We are now at the end of our 1915 Italian excursion. The fighting since May had cost the Italians 280,000 casualties and it had cost the Austrians 200,000 to stop them. Cadorna had vast manpower reserves to call on in 1916, the Austrians were not so lucky unfortunately, although other events would happen to free up some troops. Even with all of the problems the Austrians were having on other fronts on the Italian front they were able to mostly stabilize the line and during 1916 they would be stronger and more prepared than ever for the Italian attacks. For the Italians their grand opening offensive had been stopped, decisively, and now it was time to take a few months to lick their wounds and get ready for the next year of fighting.
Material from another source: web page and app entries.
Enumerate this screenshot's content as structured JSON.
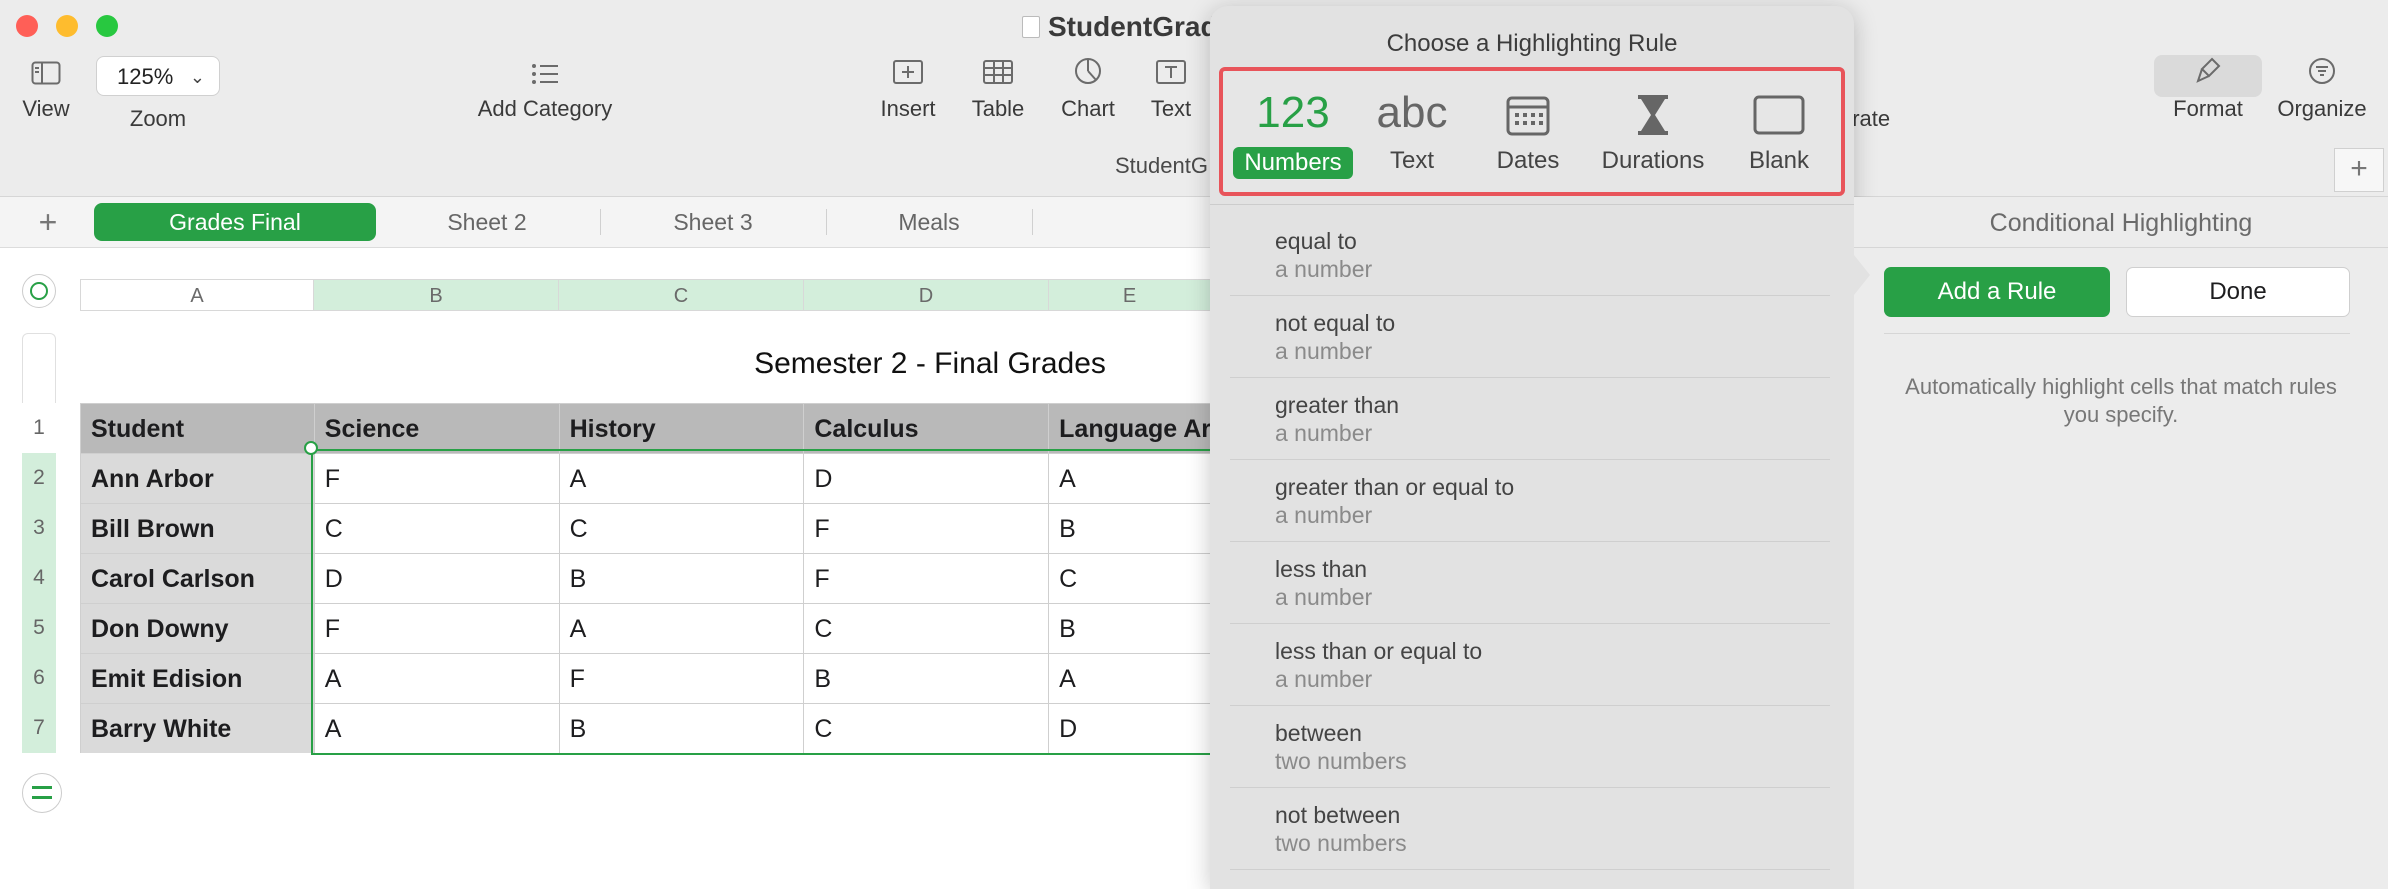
{
  "window": {
    "title": "StudentGrades"
  },
  "toolbar": {
    "view": "View",
    "zoom_value": "125%",
    "zoom": "Zoom",
    "add_category": "Add Category",
    "insert": "Insert",
    "table": "Table",
    "chart": "Chart",
    "text": "Text",
    "collaborate_partial": "orate",
    "format": "Format",
    "organize": "Organize",
    "doc_name_partial": "StudentG"
  },
  "sheets": {
    "add": "+",
    "tabs": [
      "Grades Final",
      "Sheet 2",
      "Sheet 3",
      "Meals"
    ],
    "active_index": 0,
    "add_sidebar": "+"
  },
  "table": {
    "title": "Semester 2 - Final Grades",
    "col_letters": [
      "A",
      "B",
      "C",
      "D",
      "E"
    ],
    "row_numbers": [
      "1",
      "2",
      "3",
      "4",
      "5",
      "6",
      "7"
    ],
    "headers": [
      "Student",
      "Science",
      "History",
      "Calculus",
      "Language Ar"
    ],
    "rows": [
      [
        "Ann Arbor",
        "F",
        "A",
        "D",
        "A"
      ],
      [
        "Bill Brown",
        "C",
        "C",
        "F",
        "B"
      ],
      [
        "Carol Carlson",
        "D",
        "B",
        "F",
        "C"
      ],
      [
        "Don Downy",
        "F",
        "A",
        "C",
        "B"
      ],
      [
        "Emit Edision",
        "A",
        "F",
        "B",
        "A"
      ],
      [
        "Barry White",
        "A",
        "B",
        "C",
        "D"
      ]
    ]
  },
  "popover": {
    "title": "Choose a Highlighting Rule",
    "types": [
      {
        "glyph": "123",
        "label": "Numbers"
      },
      {
        "glyph": "abc",
        "label": "Text"
      },
      {
        "glyph": "calendar-icon",
        "label": "Dates"
      },
      {
        "glyph": "hourglass-icon",
        "label": "Durations"
      },
      {
        "glyph": "blank-rect-icon",
        "label": "Blank"
      }
    ],
    "selected_type": 0,
    "rules": [
      {
        "name": "equal to",
        "arg": "a number"
      },
      {
        "name": "not equal to",
        "arg": "a number"
      },
      {
        "name": "greater than",
        "arg": "a number"
      },
      {
        "name": "greater than or equal to",
        "arg": "a number"
      },
      {
        "name": "less than",
        "arg": "a number"
      },
      {
        "name": "less than or equal to",
        "arg": "a number"
      },
      {
        "name": "between",
        "arg": "two numbers"
      },
      {
        "name": "not between",
        "arg": "two numbers"
      }
    ]
  },
  "sidebar": {
    "title": "Conditional Highlighting",
    "add_rule": "Add a Rule",
    "done": "Done",
    "hint": "Automatically highlight cells that match rules you specify."
  },
  "colors": {
    "accent_green": "#28a046",
    "popover_highlight": "#e8545a",
    "close": "#ff5f57",
    "minimize": "#febc2e",
    "zoom": "#28c840"
  }
}
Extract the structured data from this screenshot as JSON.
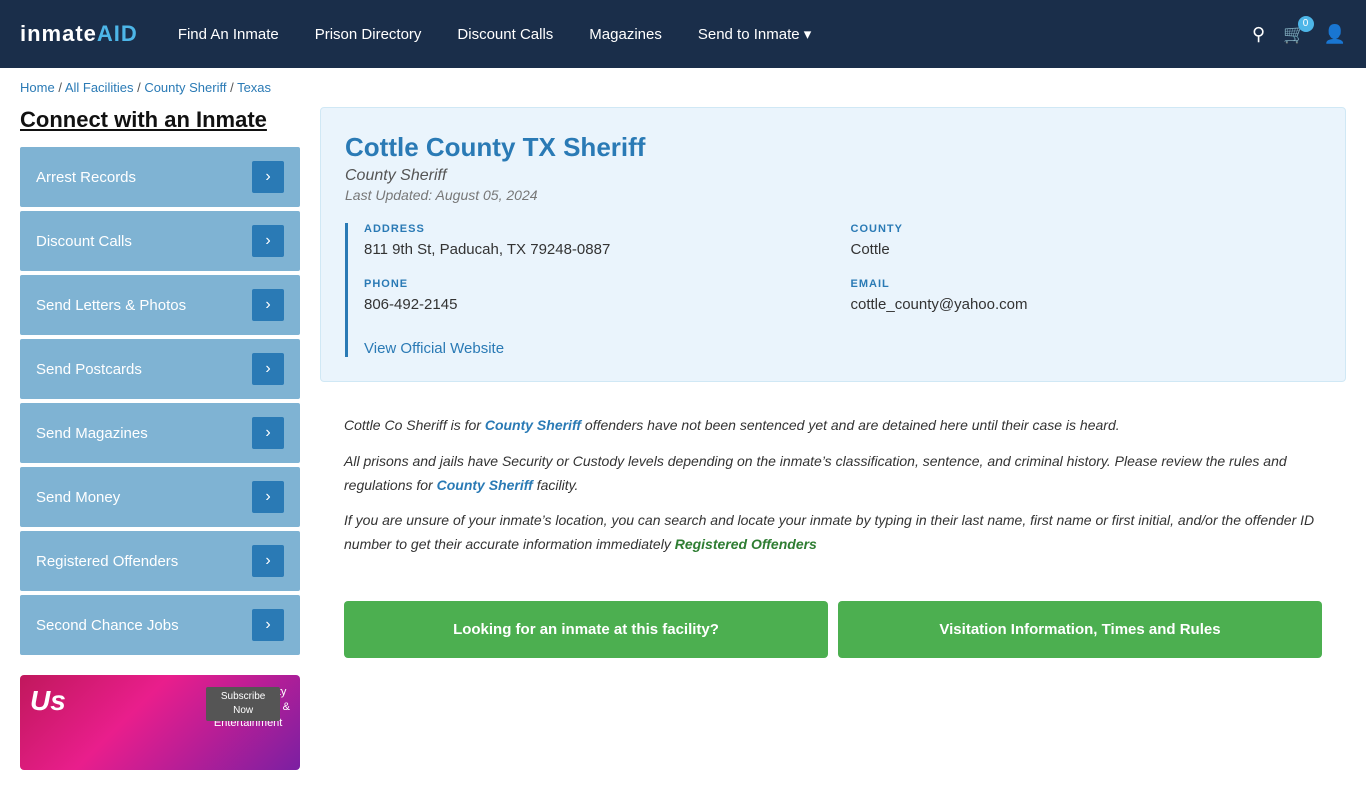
{
  "nav": {
    "logo": "inmate",
    "logo_suffix": "AID",
    "links": [
      {
        "label": "Find An Inmate"
      },
      {
        "label": "Prison Directory"
      },
      {
        "label": "Discount Calls"
      },
      {
        "label": "Magazines"
      },
      {
        "label": "Send to Inmate ▾"
      }
    ],
    "cart_count": "0"
  },
  "breadcrumb": {
    "home": "Home",
    "all_facilities": "All Facilities",
    "county_sheriff": "County Sheriff",
    "texas": "Texas"
  },
  "sidebar": {
    "title": "Connect with an Inmate",
    "items": [
      {
        "label": "Arrest Records"
      },
      {
        "label": "Discount Calls"
      },
      {
        "label": "Send Letters & Photos"
      },
      {
        "label": "Send Postcards"
      },
      {
        "label": "Send Magazines"
      },
      {
        "label": "Send Money"
      },
      {
        "label": "Registered Offenders"
      },
      {
        "label": "Second Chance Jobs"
      }
    ]
  },
  "ad": {
    "logo": "Us",
    "line1": "Latest Celebrity",
    "line2": "News, Pictures &",
    "line3": "Entertainment",
    "subscribe": "Subscribe Now"
  },
  "facility": {
    "name": "Cottle County TX Sheriff",
    "type": "County Sheriff",
    "last_updated": "Last Updated: August 05, 2024",
    "address_label": "ADDRESS",
    "address_value": "811 9th St, Paducah, TX 79248-0887",
    "county_label": "COUNTY",
    "county_value": "Cottle",
    "phone_label": "PHONE",
    "phone_value": "806-492-2145",
    "email_label": "EMAIL",
    "email_value": "cottle_county@yahoo.com",
    "website_link": "View Official Website"
  },
  "description": {
    "para1_before": "Cottle Co Sheriff is for ",
    "highlight1": "County Sheriff",
    "para1_after": " offenders have not been sentenced yet and are detained here until their case is heard.",
    "para2": "All prisons and jails have Security or Custody levels depending on the inmate’s classification, sentence, and criminal history. Please review the rules and regulations for ",
    "highlight2": "County Sheriff",
    "para2_after": " facility.",
    "para3_before": "If you are unsure of your inmate’s location, you can search and locate your inmate by typing in their last name, first name or first initial, and/or the offender ID number to get their accurate information immediately ",
    "highlight3": "Registered Offenders"
  },
  "buttons": {
    "btn1": "Looking for an inmate at this facility?",
    "btn2": "Visitation Information, Times and Rules"
  }
}
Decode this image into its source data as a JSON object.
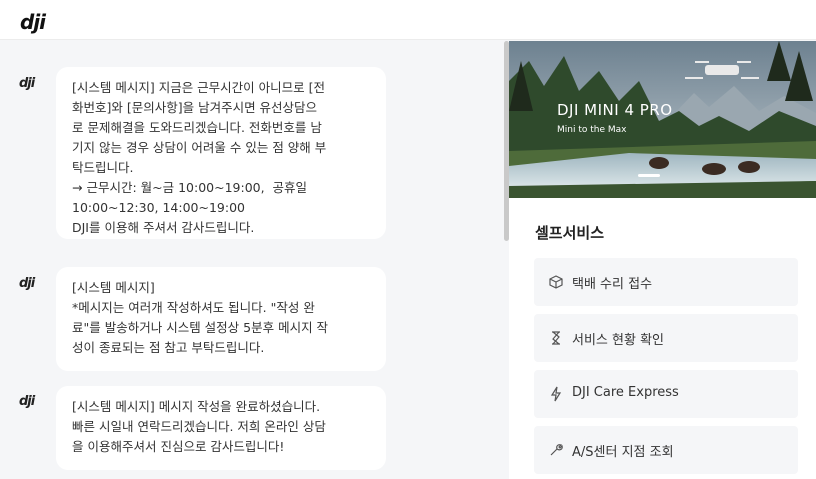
{
  "header": {
    "logo_text": "dji"
  },
  "messages": [
    {
      "avatar": "dji",
      "text": "[시스템 메시지] 지금은 근무시간이 아니므로 [전\n화번호]와 [문의사항]을 남겨주시면 유선상담으\n로 문제해결을 도와드리겠습니다. 전화번호를 남\n기지 않는 경우 상담이 어려울 수 있는 점 양해 부\n탁드립니다.\n→ 근무시간: 월~금 10:00~19:00,  공휴일\n10:00~12:30, 14:00~19:00\nDJI를 이용해 주셔서 감사드립니다."
    },
    {
      "avatar": "dji",
      "text": "[시스템 메시지]\n*메시지는 여러개 작성하셔도 됩니다. \"작성 완\n료\"를 발송하거나 시스템 설정상 5분후 메시지 작\n성이 종료되는 점 참고 부탁드립니다."
    },
    {
      "avatar": "dji",
      "text": "[시스템 메시지] 메시지 작성을 완료하셨습니다.\n빠른 시일내 연락드리겠습니다. 저희 온라인 상담\n을 이용해주셔서 진심으로 감사드립니다!"
    }
  ],
  "banner": {
    "title": "DJI MINI 4 PRO",
    "subtitle": "Mini to the Max"
  },
  "self_service": {
    "title": "셀프서비스",
    "items": [
      {
        "label": "택배 수리 접수",
        "icon": "box-icon"
      },
      {
        "label": "서비스 현황 확인",
        "icon": "hourglass-icon"
      },
      {
        "label": "DJI Care Express",
        "icon": "lightning-icon"
      },
      {
        "label": "A/S센터 지점 조회",
        "icon": "wrench-icon"
      }
    ]
  }
}
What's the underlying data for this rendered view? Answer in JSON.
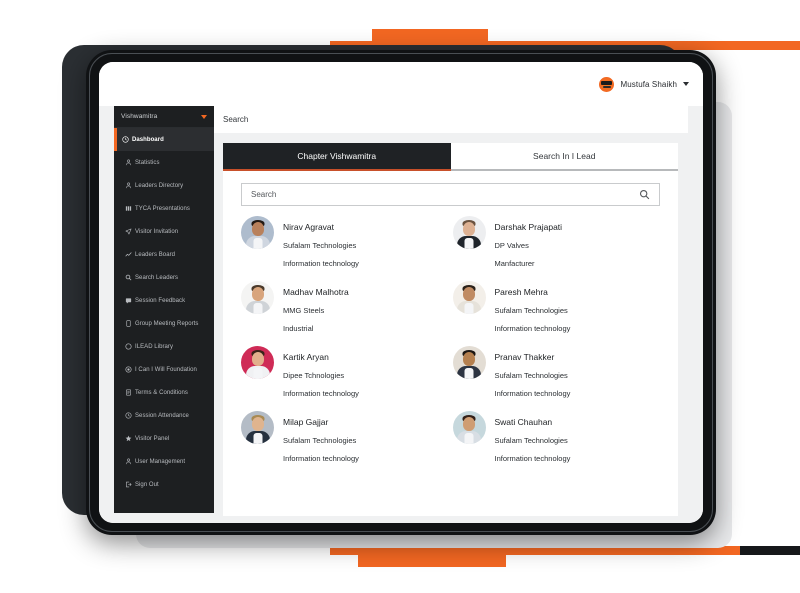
{
  "brand": {
    "accent": "#f26722",
    "tab_underline": "#c8502a",
    "sidebar_bg": "#1d1f21",
    "active_bg": "#2c2e31"
  },
  "topbar": {
    "user_name": "Mustufa Shaikh",
    "avatar_icon": "logo-badge-icon",
    "caret_icon": "chevron-down-icon"
  },
  "sidebar": {
    "chapter": "Vishwamitra",
    "chapter_caret_icon": "caret-down-icon",
    "items": [
      {
        "label": "Dashboard",
        "icon": "dashboard-icon",
        "active": true
      },
      {
        "label": "Statistics",
        "icon": "statistics-icon",
        "active": false
      },
      {
        "label": "Leaders Directory",
        "icon": "directory-icon",
        "active": false
      },
      {
        "label": "TYCA Presentations",
        "icon": "presentation-icon",
        "active": false
      },
      {
        "label": "Visitor Invitation",
        "icon": "send-icon",
        "active": false
      },
      {
        "label": "Leaders Board",
        "icon": "chart-line-icon",
        "active": false
      },
      {
        "label": "Search Leaders",
        "icon": "search-icon",
        "active": false
      },
      {
        "label": "Session Feedback",
        "icon": "feedback-icon",
        "active": false
      },
      {
        "label": "Group Meeting Reports",
        "icon": "report-icon",
        "active": false
      },
      {
        "label": "ILEAD Library",
        "icon": "library-icon",
        "active": false
      },
      {
        "label": "I Can I Will Foundation",
        "icon": "foundation-icon",
        "active": false
      },
      {
        "label": "Terms & Conditions",
        "icon": "document-icon",
        "active": false
      },
      {
        "label": "Session Attendance",
        "icon": "clock-icon",
        "active": false
      },
      {
        "label": "Visitor Panel",
        "icon": "star-icon",
        "active": false
      },
      {
        "label": "User Management",
        "icon": "user-icon",
        "active": false
      },
      {
        "label": "Sign Out",
        "icon": "sign-out-icon",
        "active": false
      }
    ]
  },
  "page": {
    "title": "Search"
  },
  "tabs": [
    {
      "label": "Chapter Vishwamitra",
      "active": true
    },
    {
      "label": "Search In I Lead",
      "active": false
    }
  ],
  "search": {
    "placeholder": "Search",
    "value": "",
    "icon": "search-icon"
  },
  "contacts": [
    {
      "name": "Nirav Agravat",
      "company": "Sufalam Technologies",
      "industry": "Information technology",
      "avatar": {
        "bg": "#aebccd",
        "skin": "#b9815c",
        "hair": "#241a14",
        "body": "#cfd6e0"
      }
    },
    {
      "name": "Darshak Prajapati",
      "company": "DP Valves",
      "industry": "Manfacturer",
      "avatar": {
        "bg": "#edeef0",
        "skin": "#ddb193",
        "hair": "#6b5340",
        "body": "#1f242b"
      }
    },
    {
      "name": "Madhav Malhotra",
      "company": "MMG Steels",
      "industry": "Industrial",
      "avatar": {
        "bg": "#f4f4f3",
        "skin": "#d8a47c",
        "hair": "#4b3a2b",
        "body": "#cfd3d7"
      }
    },
    {
      "name": "Paresh Mehra",
      "company": "Sufalam Technologies",
      "industry": "Information technology",
      "avatar": {
        "bg": "#f3efe9",
        "skin": "#c08b63",
        "hair": "#2b2119",
        "body": "#e6e2da"
      }
    },
    {
      "name": "Kartik Aryan",
      "company": "Dipee Tchnologies",
      "industry": "Information technology",
      "avatar": {
        "bg": "#cf2b56",
        "skin": "#e2b08c",
        "hair": "#3a2419",
        "body": "#f0f1f3"
      }
    },
    {
      "name": "Pranav Thakker",
      "company": "Sufalam Technologies",
      "industry": "Information technology",
      "avatar": {
        "bg": "#e3ddd4",
        "skin": "#b5804f",
        "hair": "#1d1713",
        "body": "#2c3442"
      }
    },
    {
      "name": "Milap Gajjar",
      "company": "Sufalam Technologies",
      "industry": "Information technology",
      "avatar": {
        "bg": "#b4bcc6",
        "skin": "#e0b48e",
        "hair": "#a98a53",
        "body": "#26313f"
      }
    },
    {
      "name": "Swati Chauhan",
      "company": "Sufalam Technologies",
      "industry": "Information technology",
      "avatar": {
        "bg": "#c6d8dd",
        "skin": "#cf9d73",
        "hair": "#332018",
        "body": "#d8dee4"
      }
    }
  ]
}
I am of the belief that had the Italians declared war and attacked earlier they probably would have made some real progress on the Isonzo. With another month before the winter weather they could have launched another attack with some more troops. The Austrians were at their very last bit of strength during the fourth battle, a fifth battle may have put them over the edge. This is all hindsight though, and I can feel myself falling into the same trap that the generals on all fronts fell into during the war. It was always the next attack, just one more effort, that would do it. And with that aside, we are leaving the Italian front for the year, we will be back in 1916 to catch back up but next week we will take our history to the high seas as we follow a great chase that began in Asia and would run all the way to the South American coast. Thank you for listening, and have a great week.